    Thank you for a great recipe.
    P.S. I used my new Thermoworks Chefalarm which worked great!

    1. Rachel Gurk says:

      So glad to hear it! Aren’t Thermoworks products the best?!

  2. Sharon says:

    This is just about what my mom did for our family, with a few minor changes. She’d melt a mix of butter and olive oil in the bottom of a pan, season the tops of the chicken breasts with garlic salt and paprika, place them face-down in the pan, season the bottom, and bake for about 1/2 hour. Then she’d turn them before finishing the cooking (about 15-20 minutes). Delicious!

    1. Rachel Gurk says:

      Sounds fantastic!

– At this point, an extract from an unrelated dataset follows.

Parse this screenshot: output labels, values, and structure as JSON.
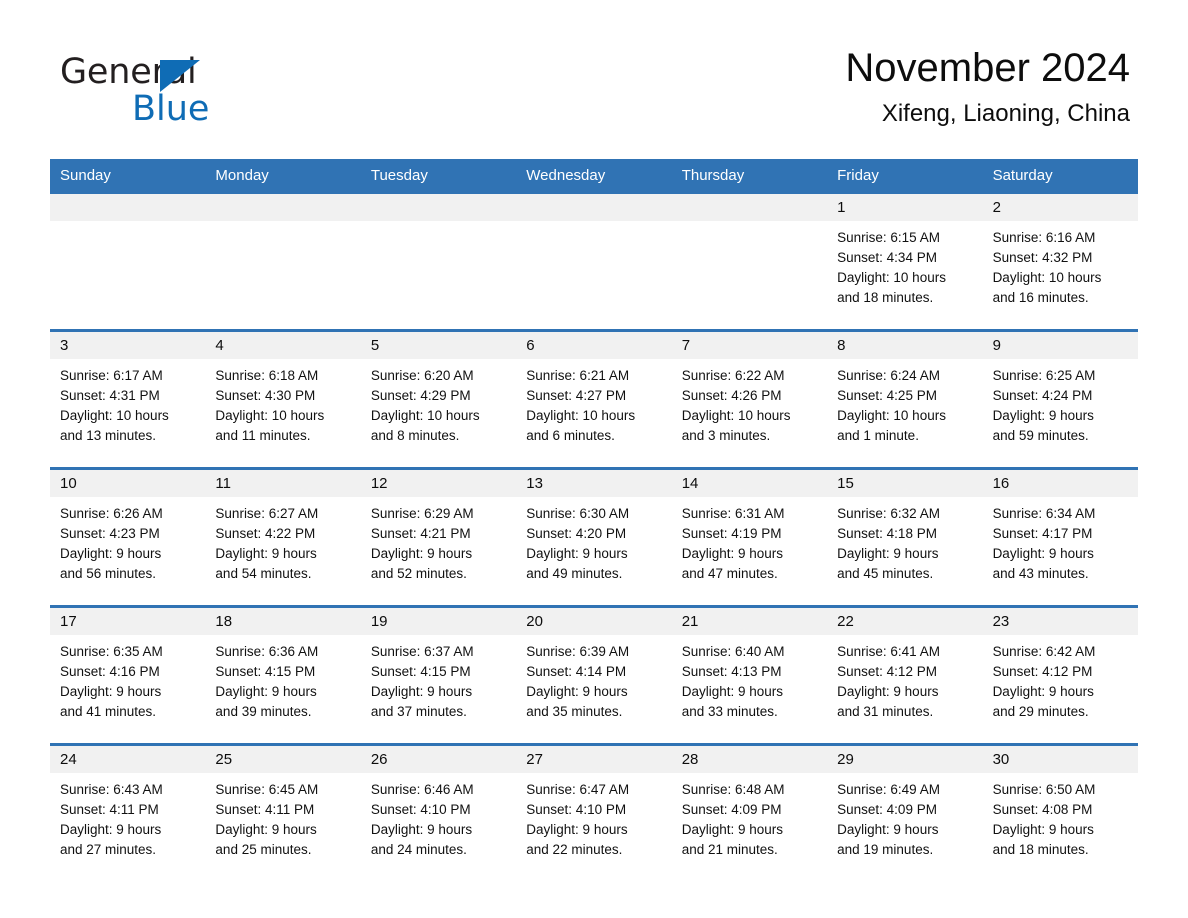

  3. JJ says:

    easy recipe but meat is tough, what can l do next time?

    1. Rachel Gurk says:

      Hi JJ, Try checking it earlier to make sure it doesn’t overcook. Different size pieces of meat cook at different speeds so it could be yours overcooked slightly. Did you leave the skin on?

  4. Me says:

    Stupid recipe with no actual directions 

    1. Rachel Gurk says:

      Hi, Me.

      The directions are in the recipe card, were you unable to find them? I copied them below since you seem to be having difficulties….hope this helps! ;)

      1. Preheat oven to 350 degrees Fahrenheit.
      2. Line a baking sheet with foil for easy clean up. Rub chicken breasts with olive oil and sprinkle salt and pepper evenly over them.
      Bake at 350 degrees for 55-65 minutes or until internal temperature is 165 degrees and juices run clear.
      3. Let cool at least 15 minutes (or until you can handle them) before removing from bone and shredding or dicing.

    2. Tiffany says:

      You’re rude. It’s called common sense.

    3. Lori-Ann says:

      That’s a very rude word, stupid, and not fitting in this situation. I had a hard time finding the recipe as well but it was thanks to the annoying pop-ups which are NOT the fault of the author. I’m assuming at this point after reading your statement that you are 10 years old and probably should not be cooking.

      1. Rachel Gurk says:

        Thanks for your support.